    -The buyer, in addition to lowered costs/increased cash flow, also has improved on-site security (more people on site more of the time), plus advantages that come from shared interests.

    -The buyer has a chance to improve the next property (its the worst house on a good street), as they’ve done in the past, and thereby realize further gains.

    -The sacrifice is privacy (that’s mitigated), and the risks of being a landlord (that’s mitigated). The benefits are crystalizing this market’s gain, reducing housing costs, reducing commute, increasing security, improving lifestyle, owning the home outright sooner, and building in some sweat equity.

    I’m arguing that the right buyer can find a great opportunity in this market, due to their particular circumstances, by minimizing risks and exploiting the upsides.

    You’re arguing that, based on your values, other buyers can’t find great opportunities in this market, and are better taking the risk of selling now and banking on a price downturn.

    You’ve got the tougher of the two challenges.

    $fromA$ia:

    I notice you’re not answering the questions! 🙂 Not wanting to do something is a subjective matter. If you had bought a house with cash flow last year in Vancouver, re-habbed it and flipped it, you’d have made some money. (…”if you had bought a house 6 months ago, stopped paying rent, rehabbed it and rented the basement, would you be further ahead now? “)

    If your argument is that the capital gain minus the monthly neg cash flow during re-hab would be less than some alternate investments that you’ve made in the meantime, fair enough. I’ve never argued that real estate is a better investment than the alternatives. In that sense my use of “further ahead” may be ill advised.

    However we both know what the market has done since last year. You could have gained on the market, and realized the gain, which is my point. If you want to argue that there is no way to make a smart investment in this market, you’ve got a very tough challenge. (You pretty admit that you believe the possibility of doing so exists, even if the challenge is tough, when you say “I am looking for the right opportunity, though theres slim pickings.”)
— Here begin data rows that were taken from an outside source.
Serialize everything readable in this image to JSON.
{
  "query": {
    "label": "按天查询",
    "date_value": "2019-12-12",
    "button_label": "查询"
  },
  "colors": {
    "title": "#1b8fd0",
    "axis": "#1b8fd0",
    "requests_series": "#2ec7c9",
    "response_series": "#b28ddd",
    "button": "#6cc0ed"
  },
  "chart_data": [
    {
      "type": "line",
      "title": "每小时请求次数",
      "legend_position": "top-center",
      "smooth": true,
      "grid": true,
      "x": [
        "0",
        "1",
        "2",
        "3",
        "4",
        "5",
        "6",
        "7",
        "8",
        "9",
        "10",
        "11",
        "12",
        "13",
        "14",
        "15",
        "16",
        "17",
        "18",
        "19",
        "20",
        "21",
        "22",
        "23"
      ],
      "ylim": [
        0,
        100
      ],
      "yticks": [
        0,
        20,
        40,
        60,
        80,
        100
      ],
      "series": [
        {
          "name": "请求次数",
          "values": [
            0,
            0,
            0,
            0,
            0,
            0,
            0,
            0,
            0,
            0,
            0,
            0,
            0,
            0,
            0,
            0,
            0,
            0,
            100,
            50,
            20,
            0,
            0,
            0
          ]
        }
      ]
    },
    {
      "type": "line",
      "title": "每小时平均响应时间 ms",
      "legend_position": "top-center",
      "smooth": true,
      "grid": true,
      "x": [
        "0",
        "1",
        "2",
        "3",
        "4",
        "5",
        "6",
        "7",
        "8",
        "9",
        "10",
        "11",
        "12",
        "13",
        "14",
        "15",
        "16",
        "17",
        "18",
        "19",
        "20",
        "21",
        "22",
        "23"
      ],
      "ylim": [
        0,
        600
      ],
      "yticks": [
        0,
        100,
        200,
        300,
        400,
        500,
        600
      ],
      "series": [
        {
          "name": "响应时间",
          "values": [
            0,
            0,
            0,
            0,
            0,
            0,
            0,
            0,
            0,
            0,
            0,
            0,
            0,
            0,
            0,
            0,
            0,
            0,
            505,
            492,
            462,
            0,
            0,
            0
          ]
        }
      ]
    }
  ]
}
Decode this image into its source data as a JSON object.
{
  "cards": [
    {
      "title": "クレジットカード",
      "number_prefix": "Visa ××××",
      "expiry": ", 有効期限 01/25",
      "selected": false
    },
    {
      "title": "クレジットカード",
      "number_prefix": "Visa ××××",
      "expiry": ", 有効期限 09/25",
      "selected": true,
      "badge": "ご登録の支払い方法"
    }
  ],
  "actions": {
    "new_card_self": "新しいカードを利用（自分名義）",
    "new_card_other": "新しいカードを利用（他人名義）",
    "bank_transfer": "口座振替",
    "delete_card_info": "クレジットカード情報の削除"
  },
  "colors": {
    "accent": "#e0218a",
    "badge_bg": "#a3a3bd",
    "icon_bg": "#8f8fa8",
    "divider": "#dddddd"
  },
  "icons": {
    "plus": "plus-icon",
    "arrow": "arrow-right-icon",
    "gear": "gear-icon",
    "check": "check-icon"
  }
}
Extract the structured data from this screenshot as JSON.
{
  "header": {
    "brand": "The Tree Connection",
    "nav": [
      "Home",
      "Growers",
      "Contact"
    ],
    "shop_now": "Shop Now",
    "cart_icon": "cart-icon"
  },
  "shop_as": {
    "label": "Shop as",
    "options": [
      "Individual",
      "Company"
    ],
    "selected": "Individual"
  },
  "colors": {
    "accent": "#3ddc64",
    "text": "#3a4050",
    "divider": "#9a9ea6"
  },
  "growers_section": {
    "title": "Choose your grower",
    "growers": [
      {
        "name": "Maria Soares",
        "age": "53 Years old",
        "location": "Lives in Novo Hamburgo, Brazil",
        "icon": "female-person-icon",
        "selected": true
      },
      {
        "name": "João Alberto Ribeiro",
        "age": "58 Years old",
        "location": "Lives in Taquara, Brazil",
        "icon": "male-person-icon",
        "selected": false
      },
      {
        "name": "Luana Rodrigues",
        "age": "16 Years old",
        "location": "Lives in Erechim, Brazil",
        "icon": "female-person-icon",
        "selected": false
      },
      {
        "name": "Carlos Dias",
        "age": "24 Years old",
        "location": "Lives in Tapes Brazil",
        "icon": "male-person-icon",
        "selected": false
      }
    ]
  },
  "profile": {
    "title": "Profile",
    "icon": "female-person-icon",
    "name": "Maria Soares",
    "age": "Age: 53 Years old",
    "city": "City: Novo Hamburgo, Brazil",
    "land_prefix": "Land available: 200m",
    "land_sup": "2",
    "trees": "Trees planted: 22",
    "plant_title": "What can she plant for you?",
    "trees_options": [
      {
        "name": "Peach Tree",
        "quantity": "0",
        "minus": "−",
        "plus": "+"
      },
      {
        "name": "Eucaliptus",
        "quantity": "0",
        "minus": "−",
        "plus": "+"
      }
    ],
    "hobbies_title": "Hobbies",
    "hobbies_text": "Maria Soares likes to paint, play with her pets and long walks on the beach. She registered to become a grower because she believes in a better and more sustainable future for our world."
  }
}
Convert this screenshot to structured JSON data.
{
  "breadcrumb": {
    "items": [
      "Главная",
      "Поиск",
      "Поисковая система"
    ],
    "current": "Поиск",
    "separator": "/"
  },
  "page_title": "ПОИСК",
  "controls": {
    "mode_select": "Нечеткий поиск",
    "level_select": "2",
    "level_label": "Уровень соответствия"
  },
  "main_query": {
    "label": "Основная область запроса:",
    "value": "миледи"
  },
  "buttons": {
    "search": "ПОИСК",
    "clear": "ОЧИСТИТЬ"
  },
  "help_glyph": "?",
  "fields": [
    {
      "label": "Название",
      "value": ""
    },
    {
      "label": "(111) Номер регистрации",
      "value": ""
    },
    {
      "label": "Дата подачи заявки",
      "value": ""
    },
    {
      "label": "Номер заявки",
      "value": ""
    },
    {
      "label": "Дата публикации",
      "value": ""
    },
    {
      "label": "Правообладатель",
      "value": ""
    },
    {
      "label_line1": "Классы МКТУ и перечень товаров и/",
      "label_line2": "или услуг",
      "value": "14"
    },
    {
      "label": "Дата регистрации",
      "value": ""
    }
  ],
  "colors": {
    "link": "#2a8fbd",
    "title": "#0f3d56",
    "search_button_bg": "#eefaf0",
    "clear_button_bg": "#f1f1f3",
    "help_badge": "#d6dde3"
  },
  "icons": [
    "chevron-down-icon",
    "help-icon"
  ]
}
  33. The unthinkable"Renter"

    Rob…I’ve gained without buying 😛

  34. The unthinkable"Renter"

    Rent is not a bad thing you keep avoiding the facts as well. Running costs of a home are $500 to start. Then theres neg- cashflow to start!!! So weres the gain after I sell and give the agents their cut?

  35. The unthinkable"Renter"

    Ya, I do all that hard work upgrading and cutting lawn and cleaning my house while you walk in and take $17K! Real slick.

  36. Outofvan

    some great points and some not so great points…..everyone seems to think that the lower mainland is the only market in BC worth investing in. You buy in Van now you and your paying a high price regardless of potential increases or decreases down the road. Broaden your horizons and look at emerging markets like Kamloops. With real estate projects like Tobiano and Sun Peaks….there are plenty of investment opps. Sell your van investment and look to the interior where your dollar reaches a lot further…….plus a hell of a lot less rain.

Leave a Reply

Fill in your details below or click an icon to log in:

WordPress.com Logo

You are commenting using your WordPress.com account. Log Out / Change )

Twitter picture

You are commenting using your Twitter account. Log Out / Change )

Facebook photo

You are commenting using your Facebook account. Log Out / Change )

Google+ photo

You are commenting using your Google+ account. Log Out / Change )

Connecting to %s